It was a rather unequivocal finding of the Harmer review that single pensioners were in financial stress as opposed to couples. In response, some 320,000 veterans affairs pensioners across Australia will receive direct benefits. In my electorate in the south-west of Sydney alone, that represents payments to 1,500 people. That total payment under this provision is $1.1 billion. From 20 September this year the full single rate for service pensioners and war widows will receive a boost of up to $32.50 a week. Service pensioners on the couples rate will get an extra $10.15 combined a week. Those single service pensioners on part pensions because of other incomes will still receive an increase no less than $20.20 a fortnight. It should be noted that these increases are on top of the regular indexation payment which is due in September this year.

One of the reform’s major improvements is the indexation and the benchmarking of the income support pension. This government understands that the pension rate should not be tied to the cost of living faced by pensioners. This bill allows the introduction of the new pensioner beneficiary living cost index, which will be developed to measure the increasing costs of goods and services that would typically be used by people in this group. From 20 September 2009 the pension will be increased to the higher of either the consumer price index or the pensioner beneficiary living cost index, and then that will be compared to the male total average weekly earnings rate.

The current system of payment of allowances will also be simplified by combining the value of the fortnightly and quarterly allowance payments into a single pensioner supplement to be paid fortnightly from 20 September. This pension supplement will provide a payment of up to $56.10 a fortnight for singles and up to $84.60 for combined couples.

A new work bonus will be introduced to provide an incentive and to encourage those who are over the pension age and wish to continue in the workforce. Under these rules, only 50 per cent of the first $500 a fortnight of employment income will be counted in the income test. This is great news for many veterans in my electorate who I know are still working and who still wish to work. This money will certainly go a long way to assisting them and their families.

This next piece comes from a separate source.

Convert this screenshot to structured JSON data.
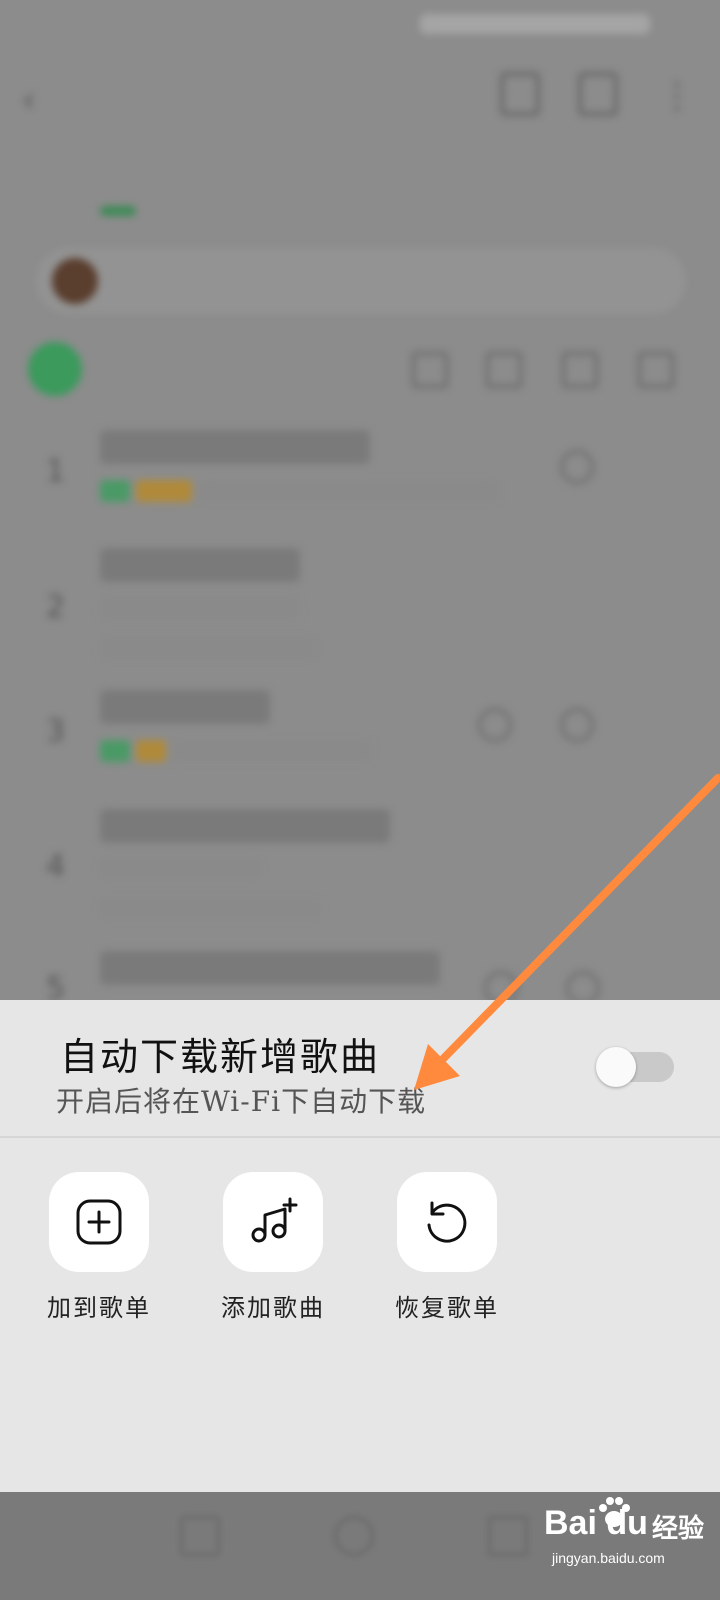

The bill also brings greater flexibility and access to the existing arrangements for advanced payments. I know there are many calls to my office about, and I have certainly received plenty of letters on, this particular subject. Lump sum advance payments are a popular mechanism that allows pensioners to budget for the unexpected one-off expenditures in their lives. The improvements will increase the maximum allowable advance from $500 to $1,000 for singles and $1,500 for couples combined. We will link these amounts to movements in service pension rates. They will also enable pensioners to access more than one advance payment over a 12-month period. These changes modernise the advance payments system to better reflect the needs of pensioners and help them meet the challenges, particularly the one-off expenses that do occur.

Under the Rudd Labor government, the veterans community can expect our unrelenting effort to address a range of issues around veterans entitlements, services, wellbeing and recognition. This government will ensure that veterans and the ex-service community get a fair go. Australians are justifiably proud of our veterans and our ex-service men and women. This government believes that the provision of robust services and support for the ex-service community is a sincere way to show our gratitude and recognition of the bravery and sacrifice of these Australian men and women. As the Prime Minister said in the House on 13 August 2007:

There is perhaps no greater duty that we as a nation and as a parliament have than to honour, remember and express our gratitude to those Australians who have served in the defence of our nation in times of war, because our security and liberty have not come without a price.

The measures in this bill clearly demonstrate that this government is serious about looking after those in the veterans community and their families. I commend the bill to the House.